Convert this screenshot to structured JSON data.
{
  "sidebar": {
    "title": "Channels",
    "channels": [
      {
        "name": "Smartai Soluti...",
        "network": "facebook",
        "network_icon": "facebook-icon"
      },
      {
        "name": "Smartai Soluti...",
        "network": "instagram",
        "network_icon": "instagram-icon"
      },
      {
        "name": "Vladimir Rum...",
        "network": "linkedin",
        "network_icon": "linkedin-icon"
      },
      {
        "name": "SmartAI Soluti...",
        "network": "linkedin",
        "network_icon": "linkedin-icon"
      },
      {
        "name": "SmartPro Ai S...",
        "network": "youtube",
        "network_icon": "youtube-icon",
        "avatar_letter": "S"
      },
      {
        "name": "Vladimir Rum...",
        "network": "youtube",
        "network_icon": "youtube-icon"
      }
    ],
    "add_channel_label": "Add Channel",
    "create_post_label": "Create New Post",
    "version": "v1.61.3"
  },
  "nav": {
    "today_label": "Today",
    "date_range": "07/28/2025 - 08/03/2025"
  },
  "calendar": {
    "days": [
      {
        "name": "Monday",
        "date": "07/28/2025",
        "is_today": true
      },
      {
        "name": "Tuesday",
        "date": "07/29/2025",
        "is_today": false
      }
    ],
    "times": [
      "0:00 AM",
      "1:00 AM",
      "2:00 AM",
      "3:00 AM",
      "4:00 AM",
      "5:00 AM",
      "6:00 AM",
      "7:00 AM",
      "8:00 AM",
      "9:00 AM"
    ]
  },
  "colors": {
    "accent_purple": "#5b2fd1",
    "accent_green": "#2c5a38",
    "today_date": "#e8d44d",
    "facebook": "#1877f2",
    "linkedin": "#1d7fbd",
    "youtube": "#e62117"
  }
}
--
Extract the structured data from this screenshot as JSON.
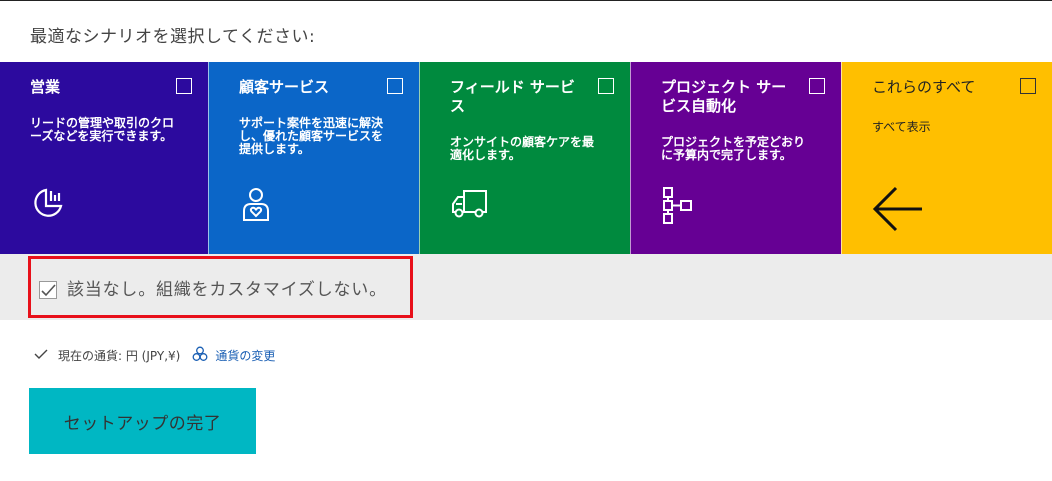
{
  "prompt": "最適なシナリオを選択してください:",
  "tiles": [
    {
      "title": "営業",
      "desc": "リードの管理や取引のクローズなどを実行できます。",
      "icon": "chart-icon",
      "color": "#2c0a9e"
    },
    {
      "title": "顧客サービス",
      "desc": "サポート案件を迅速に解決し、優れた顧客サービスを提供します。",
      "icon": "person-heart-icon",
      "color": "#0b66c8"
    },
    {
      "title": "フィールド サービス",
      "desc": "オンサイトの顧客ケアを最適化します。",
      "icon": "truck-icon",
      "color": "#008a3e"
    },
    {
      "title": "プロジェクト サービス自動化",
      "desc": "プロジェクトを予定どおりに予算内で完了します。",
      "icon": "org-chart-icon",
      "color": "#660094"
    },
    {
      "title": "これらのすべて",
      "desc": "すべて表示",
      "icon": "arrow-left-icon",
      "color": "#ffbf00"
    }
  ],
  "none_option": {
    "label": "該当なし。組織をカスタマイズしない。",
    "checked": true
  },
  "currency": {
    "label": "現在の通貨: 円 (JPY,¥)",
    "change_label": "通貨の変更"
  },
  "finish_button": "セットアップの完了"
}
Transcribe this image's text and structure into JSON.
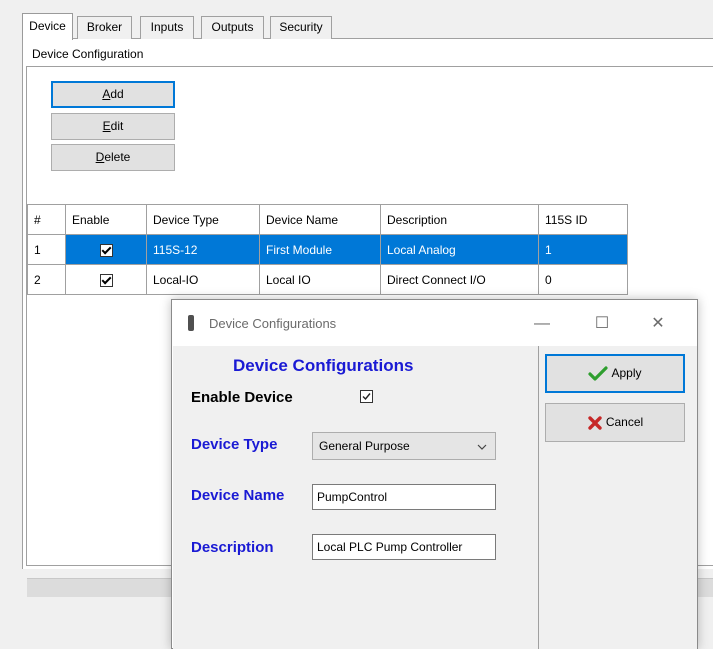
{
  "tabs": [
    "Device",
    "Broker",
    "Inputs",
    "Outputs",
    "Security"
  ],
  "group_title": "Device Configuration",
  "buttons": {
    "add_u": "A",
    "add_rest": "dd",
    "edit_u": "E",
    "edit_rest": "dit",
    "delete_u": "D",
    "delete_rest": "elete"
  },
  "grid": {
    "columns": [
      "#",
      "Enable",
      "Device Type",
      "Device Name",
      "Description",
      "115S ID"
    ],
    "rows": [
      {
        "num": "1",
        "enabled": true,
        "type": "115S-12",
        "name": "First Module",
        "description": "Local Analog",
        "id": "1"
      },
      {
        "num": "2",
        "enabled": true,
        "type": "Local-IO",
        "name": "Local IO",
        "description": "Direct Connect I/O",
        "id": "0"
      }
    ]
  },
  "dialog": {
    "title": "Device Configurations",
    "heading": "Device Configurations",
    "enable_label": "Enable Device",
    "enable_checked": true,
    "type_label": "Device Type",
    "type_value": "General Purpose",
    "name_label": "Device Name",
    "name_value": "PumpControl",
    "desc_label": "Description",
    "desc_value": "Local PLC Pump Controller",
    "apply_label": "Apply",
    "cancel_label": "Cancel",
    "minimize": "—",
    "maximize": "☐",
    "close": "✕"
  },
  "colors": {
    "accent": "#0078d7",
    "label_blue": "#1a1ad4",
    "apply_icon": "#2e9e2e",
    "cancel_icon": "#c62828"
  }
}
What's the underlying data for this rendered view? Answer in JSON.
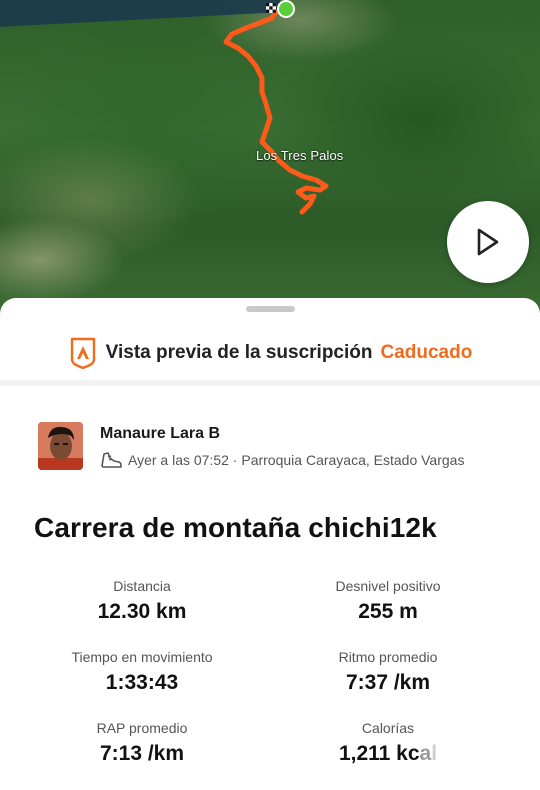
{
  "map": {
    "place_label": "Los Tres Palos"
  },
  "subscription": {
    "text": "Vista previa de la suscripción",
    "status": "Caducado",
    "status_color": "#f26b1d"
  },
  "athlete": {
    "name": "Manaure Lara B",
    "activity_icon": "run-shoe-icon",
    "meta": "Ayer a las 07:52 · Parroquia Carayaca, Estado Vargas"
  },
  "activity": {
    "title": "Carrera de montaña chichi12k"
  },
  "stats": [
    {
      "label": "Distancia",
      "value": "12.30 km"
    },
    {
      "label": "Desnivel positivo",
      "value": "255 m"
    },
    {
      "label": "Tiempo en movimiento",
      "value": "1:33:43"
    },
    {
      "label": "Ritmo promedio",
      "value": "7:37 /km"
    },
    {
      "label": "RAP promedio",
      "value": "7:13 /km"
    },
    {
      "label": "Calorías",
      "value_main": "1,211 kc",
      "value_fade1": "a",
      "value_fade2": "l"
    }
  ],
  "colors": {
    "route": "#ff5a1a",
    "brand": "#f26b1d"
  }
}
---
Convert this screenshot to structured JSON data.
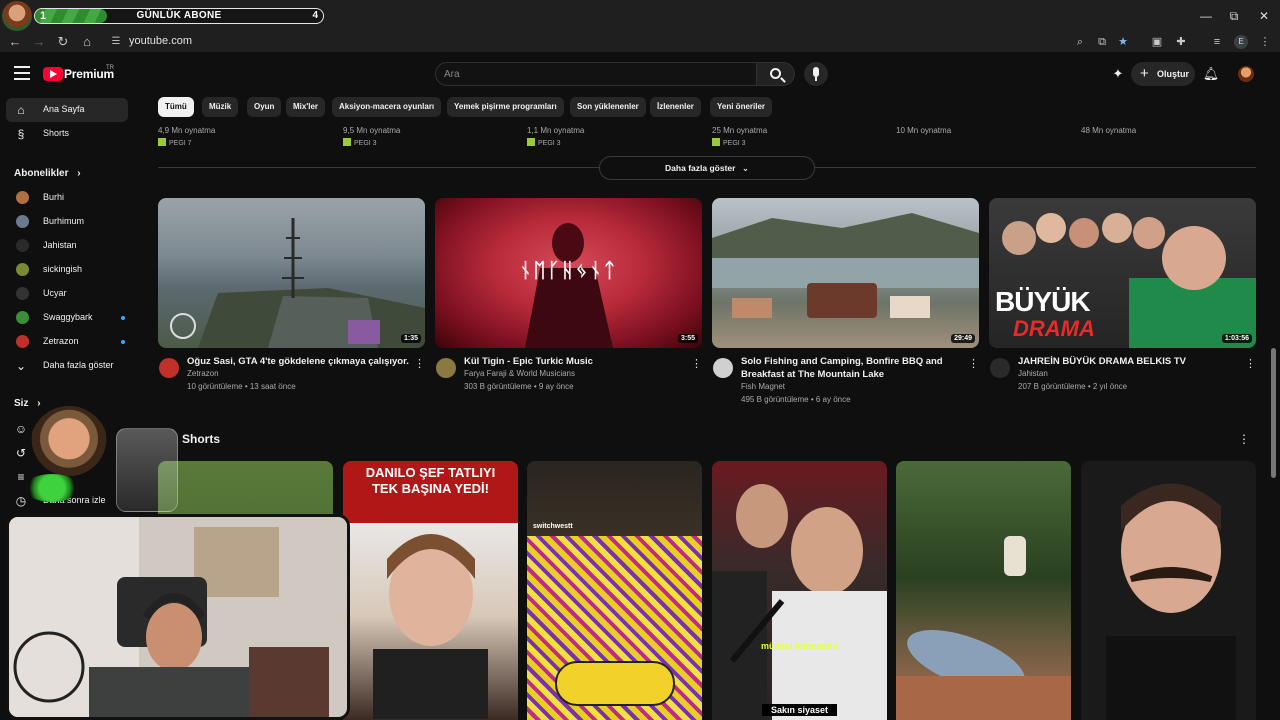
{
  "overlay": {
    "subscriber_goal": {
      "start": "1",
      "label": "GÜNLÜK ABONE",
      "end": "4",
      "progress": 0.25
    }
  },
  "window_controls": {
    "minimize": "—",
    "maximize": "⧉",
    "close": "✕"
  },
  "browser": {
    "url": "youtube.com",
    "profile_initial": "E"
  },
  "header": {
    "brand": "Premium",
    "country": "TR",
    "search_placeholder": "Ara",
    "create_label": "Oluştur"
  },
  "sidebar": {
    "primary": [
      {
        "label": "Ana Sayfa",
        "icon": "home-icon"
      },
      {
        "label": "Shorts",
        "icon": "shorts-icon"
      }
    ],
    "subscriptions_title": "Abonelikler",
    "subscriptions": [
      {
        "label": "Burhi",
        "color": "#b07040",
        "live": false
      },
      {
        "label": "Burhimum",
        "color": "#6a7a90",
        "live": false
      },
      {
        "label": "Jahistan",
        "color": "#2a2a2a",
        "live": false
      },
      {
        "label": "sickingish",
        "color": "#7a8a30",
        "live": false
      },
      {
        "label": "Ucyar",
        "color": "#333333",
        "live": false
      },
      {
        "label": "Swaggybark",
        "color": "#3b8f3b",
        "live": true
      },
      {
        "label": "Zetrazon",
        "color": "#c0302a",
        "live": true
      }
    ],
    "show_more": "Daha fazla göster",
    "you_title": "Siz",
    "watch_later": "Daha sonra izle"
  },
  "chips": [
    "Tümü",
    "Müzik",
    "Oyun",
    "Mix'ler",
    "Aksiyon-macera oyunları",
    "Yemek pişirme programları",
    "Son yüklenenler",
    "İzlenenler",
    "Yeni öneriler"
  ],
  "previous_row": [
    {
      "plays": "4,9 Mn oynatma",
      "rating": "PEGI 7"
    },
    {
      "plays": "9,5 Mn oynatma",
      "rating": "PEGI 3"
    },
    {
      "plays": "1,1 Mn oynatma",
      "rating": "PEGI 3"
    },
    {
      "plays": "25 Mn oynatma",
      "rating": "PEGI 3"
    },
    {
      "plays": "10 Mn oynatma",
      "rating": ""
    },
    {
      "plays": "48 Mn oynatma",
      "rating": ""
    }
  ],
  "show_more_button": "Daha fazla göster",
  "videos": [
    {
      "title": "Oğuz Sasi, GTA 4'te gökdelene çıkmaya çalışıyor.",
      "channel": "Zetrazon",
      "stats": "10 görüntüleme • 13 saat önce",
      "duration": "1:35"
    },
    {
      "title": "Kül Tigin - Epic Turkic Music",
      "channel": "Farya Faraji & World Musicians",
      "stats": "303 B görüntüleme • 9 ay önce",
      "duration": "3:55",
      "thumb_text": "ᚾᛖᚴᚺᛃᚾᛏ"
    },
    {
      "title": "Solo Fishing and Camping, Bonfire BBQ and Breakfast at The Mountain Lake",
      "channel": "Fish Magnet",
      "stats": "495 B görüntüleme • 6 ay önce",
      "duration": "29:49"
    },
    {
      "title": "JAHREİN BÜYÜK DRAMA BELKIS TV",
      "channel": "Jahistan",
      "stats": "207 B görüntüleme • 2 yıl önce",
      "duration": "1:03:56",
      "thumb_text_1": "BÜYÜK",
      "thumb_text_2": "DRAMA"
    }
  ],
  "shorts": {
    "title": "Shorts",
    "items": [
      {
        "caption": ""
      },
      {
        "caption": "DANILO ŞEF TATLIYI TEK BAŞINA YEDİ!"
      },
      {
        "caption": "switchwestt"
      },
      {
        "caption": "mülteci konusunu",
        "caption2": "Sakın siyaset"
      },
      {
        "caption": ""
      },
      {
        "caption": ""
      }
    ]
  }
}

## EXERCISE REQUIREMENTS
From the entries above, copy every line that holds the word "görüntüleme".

## YOUR SOLUTION
      "stats": "10 görüntüleme • 13 saat önce",
      "stats": "303 B görüntüleme • 9 ay önce",
      "stats": "495 B görüntüleme • 6 ay önce",
      "stats": "207 B görüntüleme • 2 yıl önce",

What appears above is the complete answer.